I’m still not wholly convinced about Super X-Fi in terms of fidelity, but won’t deny it entertains. It doesn’t work with all types of music – play something with electronic manipulation such as Travis Scott’s The Plan and it only serves to heighten the unnatural tone.
But listening to Jessie Buckley’s Country Girl, there’s a ‘live feel’ to her vocals and the band, as well as more depth than a stereo presentation. I still prefer stereo over Super X-Fi, but when married with the right track it’s pretty entertaining.
Creative Outlier Air v2 conclusion
The Outlier Air v2 are enough of an upgrade over the original with their touch controls, tweaked design and longer battery life.
However, the Outlier Gold remain the ‘premium’ option with their standout finish, even longer battery life and smoother presentation. Unless the addition of touch controls piques your interest, the Outlier Gold gets our vote.
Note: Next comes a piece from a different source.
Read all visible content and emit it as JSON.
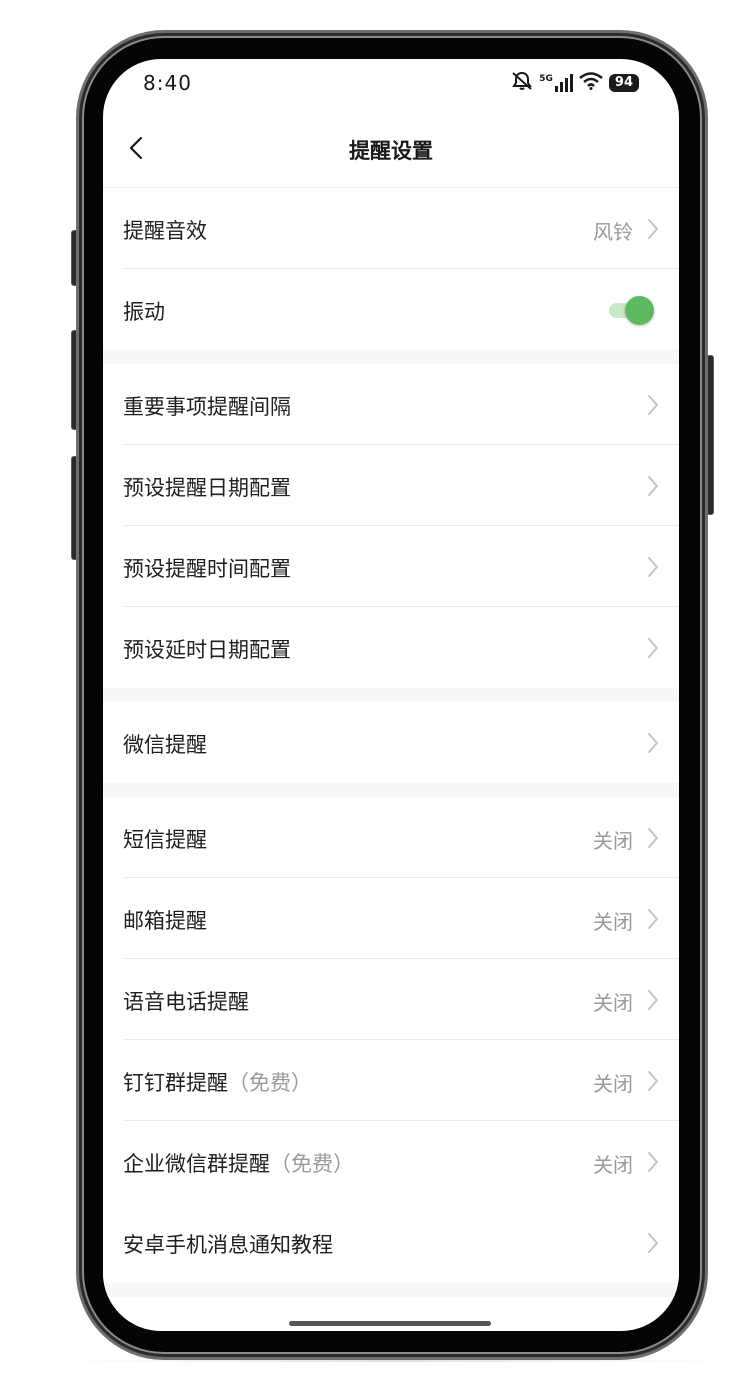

You should buy the Creative Outlier Air v2 if…
- You want a pair of earbuds that you can use with your runs
With a sweat-proof IPX5 rating, decent touch controls and boasting an excellent fit, the Outlier Air v2 are a great option if you’re after a cheap pair of running wireless earbuds.
You should not buy the Creative Outlier Air v2 if…
- A slightly clinical, slightly harsh tone puts you off
There’s a sibilant aspect to the Outlier Air v2 that can’t be dismissed, especially if you’re someone who listens to a lot of rap and hip-hop music. If you’re fairly susceptible to hearing sibilant sounds, you’ll be hearing a lot of them with these earbuds.